of end users, the carbon price would remain a key driver of a
market-based switch to low carbon investment.
Creating a low-carbon power system is a cornerstone
of the move towards a low-carbon economy. This requires huge investment
and extensive innovation. Our current electricity market structures
create large uncertainties for investors, and have incentivised
little private innovation and R&D. We have put in place policy
instruments to try and address these problems. ROCs and feed-in-tariffs
create greater certainty over returns to investment, and boost
demand for renewable power. Both of these policies have had their
successes, but also face long-term limitations.
Harnessing consumer, business and industry demand
for zero-carbon electricity can help raise investment in low-carbon
power, and also increase the political acceptability of the endeavour.
Our current market structures do not harness this demand, and
the systems we currently have in place struggle to provide clearly
additional zero-carbon electricity to consumers. Creating a clearly
defined separate low-carbon electricity product could help to
harness this demand and capital, and could carry a number of other
benefits as indicated.
The idea is only presented for consideration: it
is not a proposal that has been rigorously explored and debated.
Closer examination might reveal insuperable obstacles, or show
advantages to be less than they seem. With the EMR process, however,
the UK is at a major juncture, and has the kind of opportunity
for major reform that only arises every couple of decades. Whether
and how to create a separate contractual market that allows end-user
competition between zero-carbon electricity and the rest of the
system requires more research and analysis, but it is surely an
option that should be seriously debated in the EMR process
This submission is drawn from a published working
paper: Tim Laing and Michael Grubb, "Low-Carbon electricity
investment: The limitations of traditional approaches and a radical
alternative", Electricity Policy Research Group, Cambridge
University, September 2010 (www.eprg.cam.ac.uk). References are
contained in that working paper.
29 See also various reports by UKERC for cost structures
of different specific UK generating options Back
In economic terms, zero carbon sources are all infra-marginal,
but in the absence of other measures will receive a price set
at the margin over which they have no control-and limited capacity
to predict. In practice, most renewables are covered by other
support schemes, reducing the role of the electricity market itself.
This submission does not address directly the pros and cons of
the UK ROC scheme vs feed-in tariffs, but does argue the
need for some vision of when and how to integrate renewables investment
into mainstream electricity regulation in the long term. Back
Although it depends on the definition of the electricity sector,
for example Siemens are classified in the Electronics sector,
yet some of their products may be applicable to the electricity
The most inherently WTO-compatible approach to border levelling
suggests starting with a fixed "benchmark" based on
the carbon intensity of the best available technology. However
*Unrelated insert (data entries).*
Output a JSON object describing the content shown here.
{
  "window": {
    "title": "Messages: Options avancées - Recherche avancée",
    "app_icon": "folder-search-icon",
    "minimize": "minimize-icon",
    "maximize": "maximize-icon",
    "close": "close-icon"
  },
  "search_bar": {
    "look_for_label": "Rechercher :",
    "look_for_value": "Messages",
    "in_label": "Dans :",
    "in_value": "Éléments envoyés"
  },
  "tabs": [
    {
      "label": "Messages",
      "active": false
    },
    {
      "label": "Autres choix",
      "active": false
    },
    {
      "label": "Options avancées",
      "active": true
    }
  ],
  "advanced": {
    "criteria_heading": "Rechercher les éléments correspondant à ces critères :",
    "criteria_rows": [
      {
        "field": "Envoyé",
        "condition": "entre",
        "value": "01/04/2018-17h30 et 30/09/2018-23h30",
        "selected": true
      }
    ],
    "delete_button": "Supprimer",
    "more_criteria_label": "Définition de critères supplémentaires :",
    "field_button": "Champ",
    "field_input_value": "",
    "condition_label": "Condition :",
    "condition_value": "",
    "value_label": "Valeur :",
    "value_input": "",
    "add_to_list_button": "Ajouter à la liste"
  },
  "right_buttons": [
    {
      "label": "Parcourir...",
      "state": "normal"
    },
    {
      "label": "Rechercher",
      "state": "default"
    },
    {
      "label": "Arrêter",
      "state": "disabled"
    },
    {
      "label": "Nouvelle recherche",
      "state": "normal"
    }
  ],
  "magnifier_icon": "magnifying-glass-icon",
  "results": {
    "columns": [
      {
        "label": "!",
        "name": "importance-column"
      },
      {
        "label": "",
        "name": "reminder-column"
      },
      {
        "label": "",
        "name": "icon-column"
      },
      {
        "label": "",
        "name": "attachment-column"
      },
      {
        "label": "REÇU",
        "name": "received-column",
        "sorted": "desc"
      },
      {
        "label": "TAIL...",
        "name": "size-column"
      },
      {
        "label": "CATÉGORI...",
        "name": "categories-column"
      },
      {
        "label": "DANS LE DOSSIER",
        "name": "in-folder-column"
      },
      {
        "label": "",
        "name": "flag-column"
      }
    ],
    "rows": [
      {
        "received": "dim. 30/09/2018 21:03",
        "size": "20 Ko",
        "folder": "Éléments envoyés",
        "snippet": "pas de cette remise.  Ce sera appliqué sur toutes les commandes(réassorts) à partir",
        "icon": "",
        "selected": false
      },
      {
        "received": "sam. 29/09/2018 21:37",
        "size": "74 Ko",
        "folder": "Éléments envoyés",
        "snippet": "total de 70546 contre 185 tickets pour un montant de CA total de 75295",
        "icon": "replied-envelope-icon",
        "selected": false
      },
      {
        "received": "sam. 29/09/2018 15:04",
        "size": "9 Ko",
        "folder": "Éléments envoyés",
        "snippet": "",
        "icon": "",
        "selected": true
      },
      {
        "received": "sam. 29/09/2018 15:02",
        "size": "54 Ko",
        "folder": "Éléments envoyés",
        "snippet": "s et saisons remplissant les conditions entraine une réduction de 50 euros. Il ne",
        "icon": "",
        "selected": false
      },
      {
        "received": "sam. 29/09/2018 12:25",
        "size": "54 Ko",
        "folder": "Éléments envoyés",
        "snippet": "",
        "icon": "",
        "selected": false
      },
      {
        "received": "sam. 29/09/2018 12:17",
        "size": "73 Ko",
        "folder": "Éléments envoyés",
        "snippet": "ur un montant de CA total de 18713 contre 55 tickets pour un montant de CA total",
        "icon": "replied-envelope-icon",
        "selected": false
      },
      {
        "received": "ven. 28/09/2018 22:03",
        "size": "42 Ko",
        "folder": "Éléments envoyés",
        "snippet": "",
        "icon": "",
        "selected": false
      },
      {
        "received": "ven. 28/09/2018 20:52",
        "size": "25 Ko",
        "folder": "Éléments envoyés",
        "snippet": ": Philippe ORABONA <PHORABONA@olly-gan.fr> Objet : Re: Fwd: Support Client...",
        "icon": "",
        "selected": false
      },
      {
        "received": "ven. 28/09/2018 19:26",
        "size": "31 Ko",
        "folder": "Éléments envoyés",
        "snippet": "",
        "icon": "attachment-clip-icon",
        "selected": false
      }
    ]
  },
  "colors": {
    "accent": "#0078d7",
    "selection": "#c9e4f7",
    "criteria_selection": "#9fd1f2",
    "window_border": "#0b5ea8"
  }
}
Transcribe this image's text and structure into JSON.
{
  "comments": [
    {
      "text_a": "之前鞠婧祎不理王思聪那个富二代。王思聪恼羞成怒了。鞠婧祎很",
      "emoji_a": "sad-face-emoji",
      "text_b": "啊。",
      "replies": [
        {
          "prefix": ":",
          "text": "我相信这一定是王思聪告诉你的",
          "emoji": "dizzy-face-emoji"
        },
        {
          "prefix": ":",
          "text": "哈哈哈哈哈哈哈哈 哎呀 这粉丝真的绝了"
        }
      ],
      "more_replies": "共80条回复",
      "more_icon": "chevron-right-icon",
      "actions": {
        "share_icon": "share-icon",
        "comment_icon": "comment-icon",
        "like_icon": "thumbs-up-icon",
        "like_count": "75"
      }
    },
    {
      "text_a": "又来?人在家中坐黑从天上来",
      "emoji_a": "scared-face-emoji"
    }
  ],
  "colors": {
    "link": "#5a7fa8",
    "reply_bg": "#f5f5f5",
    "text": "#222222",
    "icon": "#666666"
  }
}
for electricity-intensive products, the best available technology
from a carbon emissions perspective would involve zero carbon
power, with no carbon costs-negating the point of the border levelling.
And for export adjustments, it would be similarly hard or impossible
to get consensus on the level of adjustment, unless a producer
could plausibly demonstrate direct association with a specific
power source and a trail of the carbon costs incurred. This is
impossible under our current regulatory structures, because it
is impossible to associate a given power source with a given electricity
This would also facilitate (though not resolve entirely) the dilemma
that any cap on generator emissions "disenfranchises"
consumers from claiming any carbon reductions from reducing their
electricity consumption. The EU ETS cap for post 2020, for example,
could be explicitly debated in terms of electricity sector emissions
net of the volume of GP contracts; such contracts could
thus legitimately claim to be contributing to ongoing carbon emissions,
by reducing the demand for carbon-based generation and thus facilitating
tougher carbon caps on the rest of the system over time. Back